The Heart of a Dog
Attempting a medical first, a scientist transplants the glands of a petty criminal into a scroungy Moscow mongrel named Sharik. The creature that results is a hairy, lecherous, vulgar, vodka-swilling comrade who wreaks havoc on the scientist's apartment, chases casts as head of the "sub-department of the Moscow Cleansing Department responsible for eliminating vagrant quadrupeds," and threatens to expose his creator as a counterrevolutionary.
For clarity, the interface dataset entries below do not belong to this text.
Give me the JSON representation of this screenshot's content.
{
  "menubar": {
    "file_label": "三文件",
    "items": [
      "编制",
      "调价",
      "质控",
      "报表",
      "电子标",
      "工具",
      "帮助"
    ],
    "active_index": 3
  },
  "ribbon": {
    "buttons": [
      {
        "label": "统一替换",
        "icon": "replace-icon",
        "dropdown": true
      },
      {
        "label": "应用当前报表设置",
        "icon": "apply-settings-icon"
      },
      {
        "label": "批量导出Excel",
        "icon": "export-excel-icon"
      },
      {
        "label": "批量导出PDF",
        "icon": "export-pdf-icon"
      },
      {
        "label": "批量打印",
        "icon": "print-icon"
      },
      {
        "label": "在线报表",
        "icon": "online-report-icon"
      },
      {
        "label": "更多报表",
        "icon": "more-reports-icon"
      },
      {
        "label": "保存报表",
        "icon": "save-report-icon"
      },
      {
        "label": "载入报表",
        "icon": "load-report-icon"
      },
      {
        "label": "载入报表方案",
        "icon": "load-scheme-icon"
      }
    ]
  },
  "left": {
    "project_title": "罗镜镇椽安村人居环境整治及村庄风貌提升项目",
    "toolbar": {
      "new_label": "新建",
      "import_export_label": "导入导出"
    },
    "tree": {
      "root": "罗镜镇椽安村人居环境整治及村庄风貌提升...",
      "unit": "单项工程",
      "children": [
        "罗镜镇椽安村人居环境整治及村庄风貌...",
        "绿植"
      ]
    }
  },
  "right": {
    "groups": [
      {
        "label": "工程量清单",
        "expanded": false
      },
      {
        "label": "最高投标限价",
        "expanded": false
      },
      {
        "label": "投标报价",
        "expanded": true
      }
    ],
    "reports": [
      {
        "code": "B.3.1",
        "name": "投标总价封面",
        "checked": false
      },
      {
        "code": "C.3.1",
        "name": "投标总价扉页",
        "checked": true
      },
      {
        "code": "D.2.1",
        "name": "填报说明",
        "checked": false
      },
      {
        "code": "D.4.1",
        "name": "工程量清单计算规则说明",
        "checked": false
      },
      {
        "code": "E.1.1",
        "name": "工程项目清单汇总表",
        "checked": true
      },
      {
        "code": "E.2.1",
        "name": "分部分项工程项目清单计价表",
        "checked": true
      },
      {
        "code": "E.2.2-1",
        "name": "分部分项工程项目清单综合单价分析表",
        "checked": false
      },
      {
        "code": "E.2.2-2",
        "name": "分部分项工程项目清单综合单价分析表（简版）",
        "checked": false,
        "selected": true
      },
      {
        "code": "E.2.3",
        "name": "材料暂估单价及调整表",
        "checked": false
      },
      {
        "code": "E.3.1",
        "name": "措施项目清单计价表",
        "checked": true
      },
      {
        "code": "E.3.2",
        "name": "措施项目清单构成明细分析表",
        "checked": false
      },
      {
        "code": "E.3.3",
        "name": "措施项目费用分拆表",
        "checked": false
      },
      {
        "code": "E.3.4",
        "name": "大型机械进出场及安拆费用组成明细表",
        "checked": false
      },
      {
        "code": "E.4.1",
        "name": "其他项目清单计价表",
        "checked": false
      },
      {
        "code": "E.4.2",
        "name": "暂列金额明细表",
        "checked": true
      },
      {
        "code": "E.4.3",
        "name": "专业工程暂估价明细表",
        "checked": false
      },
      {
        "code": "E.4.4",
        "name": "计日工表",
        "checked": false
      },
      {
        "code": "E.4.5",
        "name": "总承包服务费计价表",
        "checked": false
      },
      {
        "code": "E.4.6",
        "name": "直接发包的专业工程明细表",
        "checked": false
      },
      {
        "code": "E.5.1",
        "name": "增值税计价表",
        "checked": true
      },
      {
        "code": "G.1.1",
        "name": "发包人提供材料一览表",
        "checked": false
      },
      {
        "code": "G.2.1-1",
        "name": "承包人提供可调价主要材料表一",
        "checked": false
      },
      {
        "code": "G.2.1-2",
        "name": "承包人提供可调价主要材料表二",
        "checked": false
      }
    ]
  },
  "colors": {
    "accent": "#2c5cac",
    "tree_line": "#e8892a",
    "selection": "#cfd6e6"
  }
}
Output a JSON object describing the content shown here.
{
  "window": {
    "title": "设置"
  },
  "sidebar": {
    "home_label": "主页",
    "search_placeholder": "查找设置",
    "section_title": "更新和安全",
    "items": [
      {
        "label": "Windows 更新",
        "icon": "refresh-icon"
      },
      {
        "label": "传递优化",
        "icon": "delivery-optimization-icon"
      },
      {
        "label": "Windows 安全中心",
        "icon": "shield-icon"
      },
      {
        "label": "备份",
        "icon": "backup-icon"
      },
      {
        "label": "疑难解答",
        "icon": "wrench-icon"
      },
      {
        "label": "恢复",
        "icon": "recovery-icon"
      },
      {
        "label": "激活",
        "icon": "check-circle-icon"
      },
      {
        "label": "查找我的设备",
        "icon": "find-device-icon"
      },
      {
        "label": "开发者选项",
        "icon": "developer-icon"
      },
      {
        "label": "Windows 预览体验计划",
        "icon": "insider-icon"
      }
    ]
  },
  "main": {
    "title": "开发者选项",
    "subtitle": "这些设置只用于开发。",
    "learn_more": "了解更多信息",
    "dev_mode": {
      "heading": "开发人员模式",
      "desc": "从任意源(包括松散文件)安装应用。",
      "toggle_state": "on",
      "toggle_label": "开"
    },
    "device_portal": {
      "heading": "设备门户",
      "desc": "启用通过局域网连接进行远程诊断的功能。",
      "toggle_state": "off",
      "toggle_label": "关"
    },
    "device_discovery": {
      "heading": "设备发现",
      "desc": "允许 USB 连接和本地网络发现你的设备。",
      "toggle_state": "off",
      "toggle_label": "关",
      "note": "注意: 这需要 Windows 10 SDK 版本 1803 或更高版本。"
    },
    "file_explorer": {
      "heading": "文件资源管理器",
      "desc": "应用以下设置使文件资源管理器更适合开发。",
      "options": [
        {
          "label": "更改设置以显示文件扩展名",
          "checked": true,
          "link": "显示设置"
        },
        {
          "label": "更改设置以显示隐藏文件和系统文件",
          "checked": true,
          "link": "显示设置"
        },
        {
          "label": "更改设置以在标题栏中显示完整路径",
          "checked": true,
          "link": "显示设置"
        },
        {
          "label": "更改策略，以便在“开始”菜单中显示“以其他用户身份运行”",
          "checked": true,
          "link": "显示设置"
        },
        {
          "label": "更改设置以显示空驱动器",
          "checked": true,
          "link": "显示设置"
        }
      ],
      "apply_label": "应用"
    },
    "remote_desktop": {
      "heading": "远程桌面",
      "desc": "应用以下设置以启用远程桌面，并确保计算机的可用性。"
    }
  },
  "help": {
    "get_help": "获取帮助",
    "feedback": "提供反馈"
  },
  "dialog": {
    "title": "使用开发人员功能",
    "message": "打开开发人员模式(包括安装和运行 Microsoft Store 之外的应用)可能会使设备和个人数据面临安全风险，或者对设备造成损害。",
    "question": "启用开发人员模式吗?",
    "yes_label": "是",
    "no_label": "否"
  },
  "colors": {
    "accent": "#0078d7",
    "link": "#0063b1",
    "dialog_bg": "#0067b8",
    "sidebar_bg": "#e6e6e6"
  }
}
First translated into English by Michael Glenny in 1968, twenty years before it would be officially published in the Soviet Union, The Heart of a Dog is a blistering satire on the Communist efforts to create a "new Soviet man." It's also superbly funny and narratively bold, told partly from the point of view of the dog---a novel that yaps, barks, and still bites.